Olla (Spanish, pronounced “oh-ya”) jars have been around since ancient times. Made of unglazed ceramic, ollas traditionally have short, narrow necks with wider bodies, and are made in a variety of shapes. They have been used for thousands of years for cooking, storage, and plant irrigation.
When used to irrigate plants, an olla is buried neck-deep in the ground near a plant’s roots, with the opening of the olla extended above the soil so that it can be filled with water periodically. The porous walls of the unglazed pottery allow the water to seep through gradually, constantly and consistently hydrating the plants without overwatering them – and without wasting precious water to evaporation or runoff.
The use of ollas for irrigation was introduced to the American Southwest by Spanish conquistadors during Colonial times, becoming very common among Native American tribes and Hispanic settlers. Though the technique gave way to more modern methods of irrigation some time ago, its superior efficiency, coupled with its simplicity, has caused it to make a comeback. Though the technique has changed little since its introduction, today’s ollas are usually capped off, making them even more water-efficient.
Perfect for home gardens, Ollas are a super-easy, eco-friendly, less time-consuming way to water annuals, perennials, herbs, vegetables and plants of all kinds in dry, sandy soil, very hot or drought-prone areas, raised beds, and even pots, planters and hanging baskets.

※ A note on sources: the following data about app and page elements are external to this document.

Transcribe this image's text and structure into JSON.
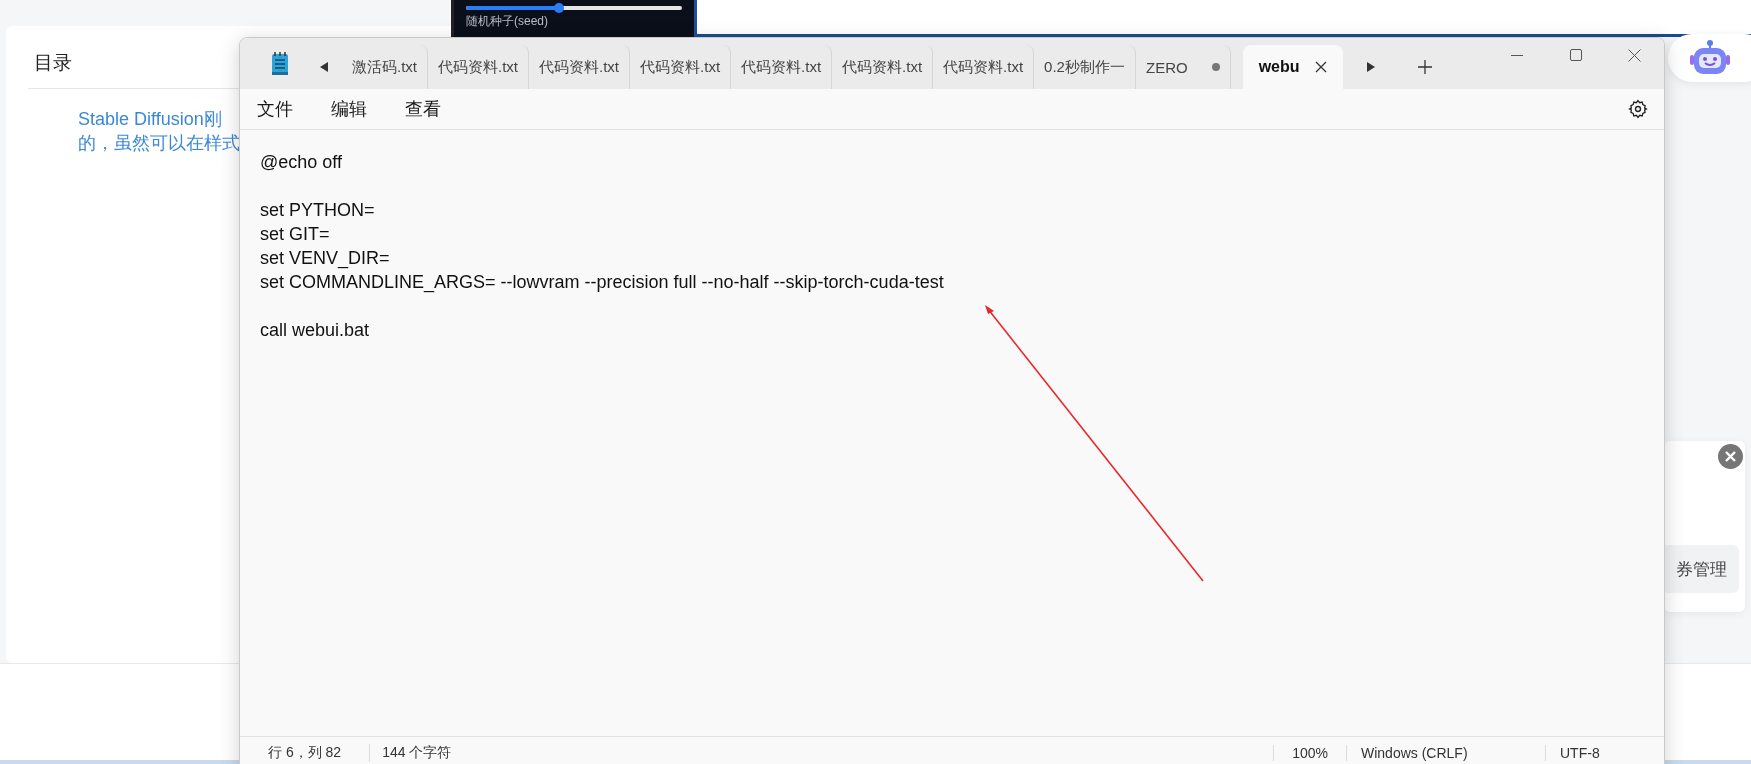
{
  "background_page": {
    "toc_title": "目录",
    "toc_link_lines": [
      "Stable Diffusion刚",
      "的，虽然可以在样式"
    ],
    "preview": {
      "label": "随机种子(seed)",
      "level": 0.43
    },
    "side_card": {
      "button": "券管理"
    }
  },
  "notepad": {
    "tabs": [
      {
        "label": "激活码.txt",
        "selected": false,
        "modified": false
      },
      {
        "label": "代码资料.txt",
        "selected": false,
        "modified": false
      },
      {
        "label": "代码资料.txt",
        "selected": false,
        "modified": false
      },
      {
        "label": "代码资料.txt",
        "selected": false,
        "modified": false
      },
      {
        "label": "代码资料.txt",
        "selected": false,
        "modified": false
      },
      {
        "label": "代码资料.txt",
        "selected": false,
        "modified": false
      },
      {
        "label": "代码资料.txt",
        "selected": false,
        "modified": false
      },
      {
        "label": "0.2秒制作一",
        "selected": false,
        "modified": false
      },
      {
        "label": "ZERO",
        "selected": false,
        "modified": true
      },
      {
        "label": "webu",
        "selected": true,
        "modified": false
      }
    ],
    "menu": [
      "文件",
      "编辑",
      "查看"
    ],
    "paragraphs": [
      [
        "@echo off"
      ],
      [
        "set PYTHON=",
        "set GIT=",
        "set VENV_DIR=",
        "set COMMANDLINE_ARGS= --lowvram --precision full --no-half --skip-torch-cuda-test"
      ],
      [
        "call webui.bat"
      ]
    ],
    "status_bar": {
      "position": "行 6，列 82",
      "characters": "144 个字符",
      "zoom": "100%",
      "line_ending": "Windows (CRLF)",
      "encoding": "UTF-8"
    }
  }
}
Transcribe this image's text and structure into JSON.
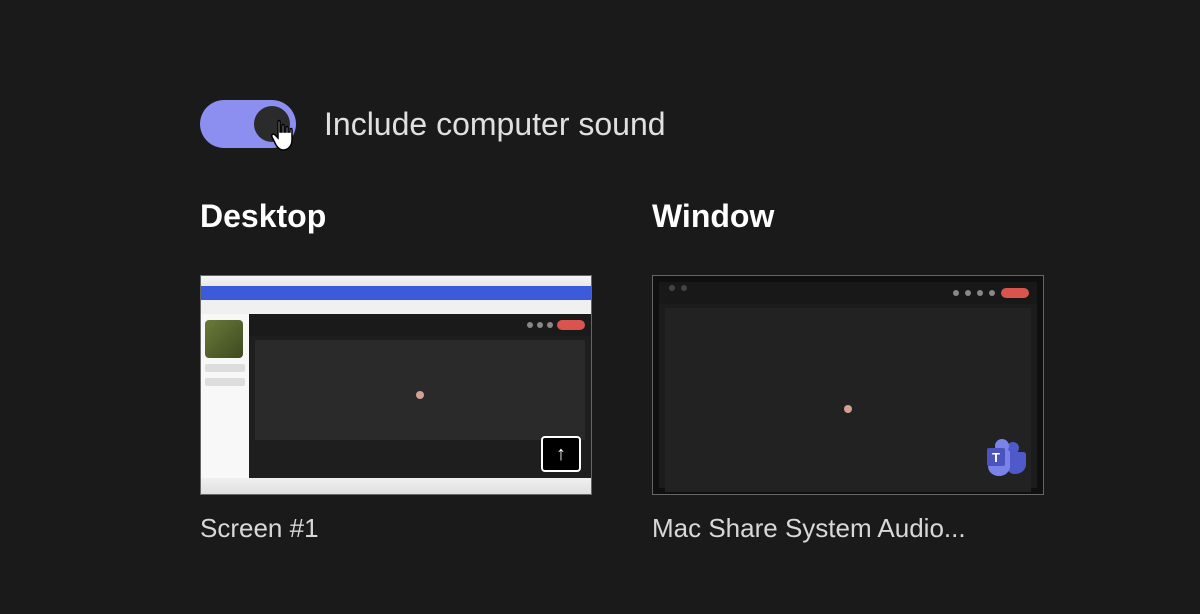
{
  "toggle": {
    "label": "Include computer sound",
    "state": "on",
    "colors": {
      "track": "#8c8ef0",
      "knob": "#2b2b2b"
    }
  },
  "sections": {
    "desktop": {
      "title": "Desktop",
      "items": [
        {
          "label": "Screen #1"
        }
      ]
    },
    "window": {
      "title": "Window",
      "items": [
        {
          "label": "Mac Share System Audio...",
          "app": "Microsoft Teams"
        }
      ]
    }
  },
  "icons": {
    "share_up": "↑",
    "cursor": "hand-pointer",
    "teams": "teams-icon"
  }
}
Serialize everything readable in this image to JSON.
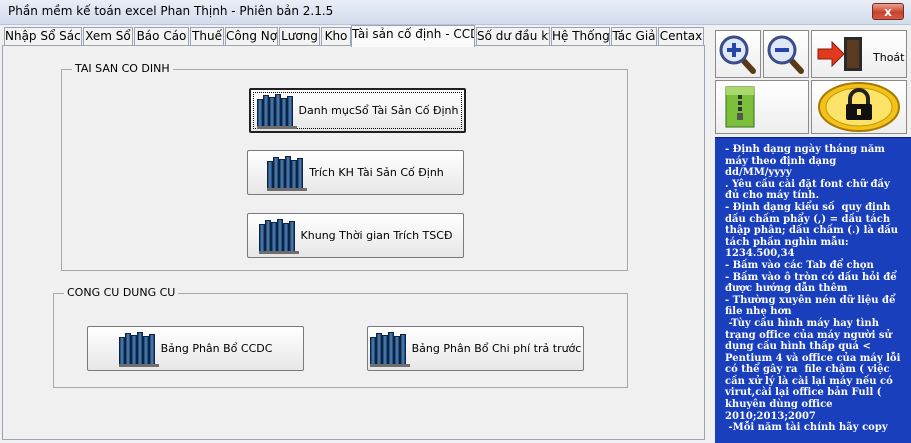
{
  "window": {
    "title": "Phần mềm kế toán excel Phan Thịnh  - Phiên bản 2.1.5",
    "close_label": "x"
  },
  "tabs": [
    {
      "label": "Nhập Sổ Sách"
    },
    {
      "label": "Xem Sổ"
    },
    {
      "label": "Báo Cáo"
    },
    {
      "label": "Thuế"
    },
    {
      "label": "Công Nợ"
    },
    {
      "label": "Lương"
    },
    {
      "label": "Kho"
    },
    {
      "label": "Tài sản cố định - CCDC",
      "active": true
    },
    {
      "label": "Số dư đầu kỳ"
    },
    {
      "label": "Hệ Thống"
    },
    {
      "label": "Tác Giả"
    },
    {
      "label": "Centax"
    }
  ],
  "fixed_assets": {
    "title": "TAI SAN CO DINH",
    "buttons": [
      {
        "label": "Danh mụcSổ Tài Sản Cố Định"
      },
      {
        "label": "Trích KH Tài Sản Cố Định"
      },
      {
        "label": "Khung Thời gian Trích TSCĐ"
      }
    ]
  },
  "tools": {
    "title": "CONG CU DUNG CU",
    "buttons": [
      {
        "label": "Bảng Phân Bổ CCDC"
      },
      {
        "label": "Bảng Phân Bổ Chi phí trả trước"
      }
    ]
  },
  "sidebar": {
    "exit_label": "Thoát",
    "info_lines": [
      "- Định dạng ngày tháng năm máy theo định dạng        dd/MM/yyyy",
      ". Yêu cầu cài đặt font chữ đầy đủ cho máy tính.",
      "- Định dạng kiểu số  quy định dấu chấm phẩy (,) = dấu tách thập phân; dấu chấm (.) là dấu tách phần nghìn mẫu: 1234.500,34",
      "- Bấm vào các Tab để chọn",
      "- Bấm vào ô tròn có dấu hỏi để được hướng dẫn thêm",
      "- Thường xuyên nén dữ liệu để file nhẹ hơn",
      " -Tùy cấu hình máy hay tình trạng office của máy người sử dụng cấu hình thấp quá < Pentium 4 và office của máy lỗi có thể gây ra  file chậm ( việc cần xử lý là cài lại máy nếu có virut,cài lại office bản Full ( khuyên dùng office 2010;2013;2007",
      " -Mỗi năm tài chính hãy copy"
    ]
  },
  "colors": {
    "info_bg": "#1a3fbd",
    "info_text": "#ffffff",
    "close_bg": "#c9412a"
  }
}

Fill the olla before you leave on a short vacation to enjoy worry-free watering – and a smaller water bill!